--- Extracted material Enclosed Below ---
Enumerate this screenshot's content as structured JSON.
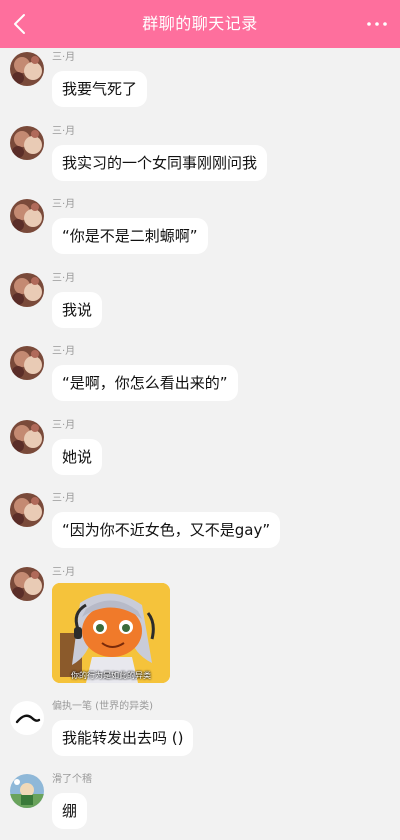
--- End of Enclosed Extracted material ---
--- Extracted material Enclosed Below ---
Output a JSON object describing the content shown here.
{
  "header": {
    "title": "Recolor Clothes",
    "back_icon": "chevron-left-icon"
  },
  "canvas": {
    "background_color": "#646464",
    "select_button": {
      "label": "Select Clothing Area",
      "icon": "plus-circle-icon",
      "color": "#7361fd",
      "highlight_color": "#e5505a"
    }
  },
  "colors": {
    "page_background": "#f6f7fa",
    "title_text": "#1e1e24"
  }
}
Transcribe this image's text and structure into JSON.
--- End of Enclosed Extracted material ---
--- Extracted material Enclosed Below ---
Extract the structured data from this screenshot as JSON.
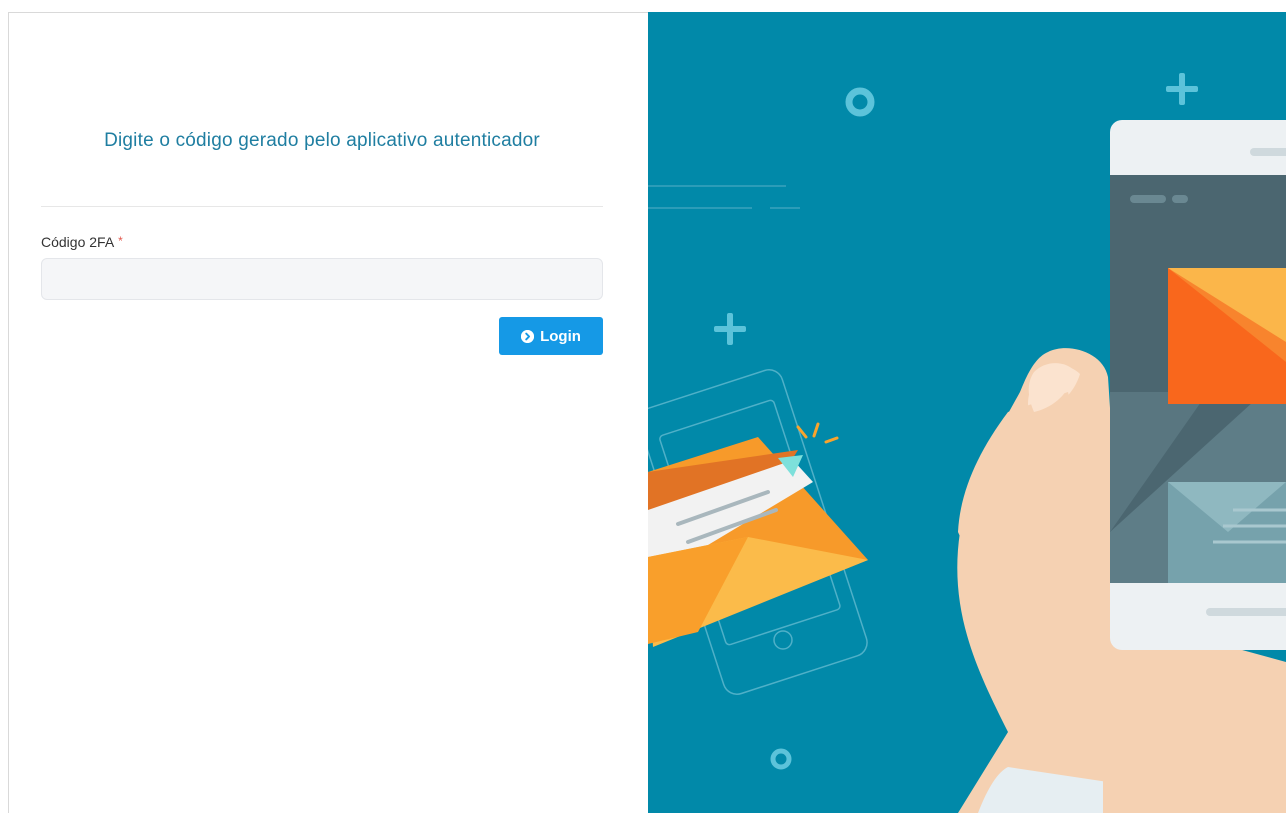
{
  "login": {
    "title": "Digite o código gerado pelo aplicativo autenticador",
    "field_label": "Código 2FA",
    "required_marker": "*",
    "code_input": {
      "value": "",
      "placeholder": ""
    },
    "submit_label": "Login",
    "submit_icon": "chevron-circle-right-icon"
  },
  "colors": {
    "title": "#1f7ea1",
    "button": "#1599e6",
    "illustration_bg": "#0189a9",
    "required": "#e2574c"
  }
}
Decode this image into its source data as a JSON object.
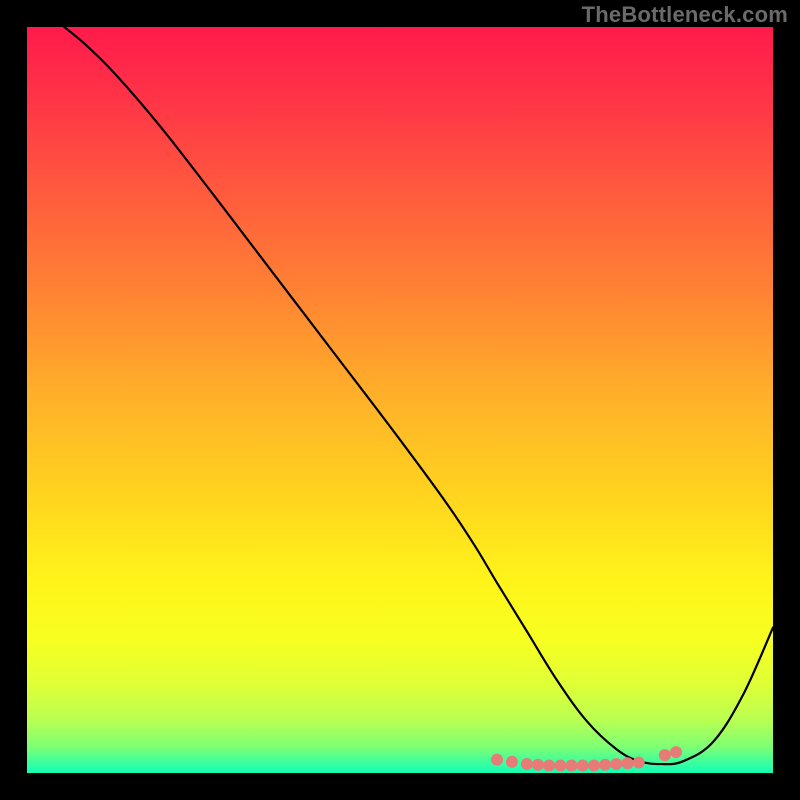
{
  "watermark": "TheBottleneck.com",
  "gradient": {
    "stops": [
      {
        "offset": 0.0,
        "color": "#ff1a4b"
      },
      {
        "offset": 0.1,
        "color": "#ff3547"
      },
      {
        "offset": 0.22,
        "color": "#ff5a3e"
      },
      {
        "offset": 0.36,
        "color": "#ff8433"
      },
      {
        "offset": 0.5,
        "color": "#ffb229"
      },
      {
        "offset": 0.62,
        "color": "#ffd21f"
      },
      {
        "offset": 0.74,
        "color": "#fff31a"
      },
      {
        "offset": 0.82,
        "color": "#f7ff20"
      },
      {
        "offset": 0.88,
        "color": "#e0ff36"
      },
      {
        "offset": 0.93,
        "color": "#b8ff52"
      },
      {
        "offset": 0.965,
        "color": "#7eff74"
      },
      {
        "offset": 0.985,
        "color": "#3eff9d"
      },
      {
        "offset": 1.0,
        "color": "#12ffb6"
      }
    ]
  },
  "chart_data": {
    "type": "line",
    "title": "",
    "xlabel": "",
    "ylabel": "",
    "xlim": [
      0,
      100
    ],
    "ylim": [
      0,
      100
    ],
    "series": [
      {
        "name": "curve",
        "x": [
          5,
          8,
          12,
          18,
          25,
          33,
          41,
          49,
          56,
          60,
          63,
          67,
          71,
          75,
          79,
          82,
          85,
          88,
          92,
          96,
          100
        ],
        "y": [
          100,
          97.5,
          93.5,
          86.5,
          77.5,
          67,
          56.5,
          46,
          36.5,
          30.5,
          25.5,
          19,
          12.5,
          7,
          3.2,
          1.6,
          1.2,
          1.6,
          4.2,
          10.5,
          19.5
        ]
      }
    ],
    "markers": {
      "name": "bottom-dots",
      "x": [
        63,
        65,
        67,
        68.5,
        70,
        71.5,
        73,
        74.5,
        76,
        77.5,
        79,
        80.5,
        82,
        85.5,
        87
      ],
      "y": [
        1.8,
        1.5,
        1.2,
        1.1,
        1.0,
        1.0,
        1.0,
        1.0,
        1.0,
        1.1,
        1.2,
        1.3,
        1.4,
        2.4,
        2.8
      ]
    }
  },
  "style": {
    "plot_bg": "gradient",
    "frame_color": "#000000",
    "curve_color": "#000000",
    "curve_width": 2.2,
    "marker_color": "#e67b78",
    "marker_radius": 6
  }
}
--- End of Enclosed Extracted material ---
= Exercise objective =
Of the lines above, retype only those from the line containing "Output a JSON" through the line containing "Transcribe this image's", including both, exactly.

= Result for this exercise =
Output a JSON object describing the content shown here.
{
  "header": {
    "title": "Recolor Clothes",
    "back_icon": "chevron-left-icon"
  },
  "canvas": {
    "background_color": "#646464",
    "select_button": {
      "label": "Select Clothing Area",
      "icon": "plus-circle-icon",
      "color": "#7361fd",
      "highlight_color": "#e5505a"
    }
  },
  "colors": {
    "page_background": "#f6f7fa",
    "title_text": "#1e1e24"
  }
}
Transcribe this image's text and structure into JSON.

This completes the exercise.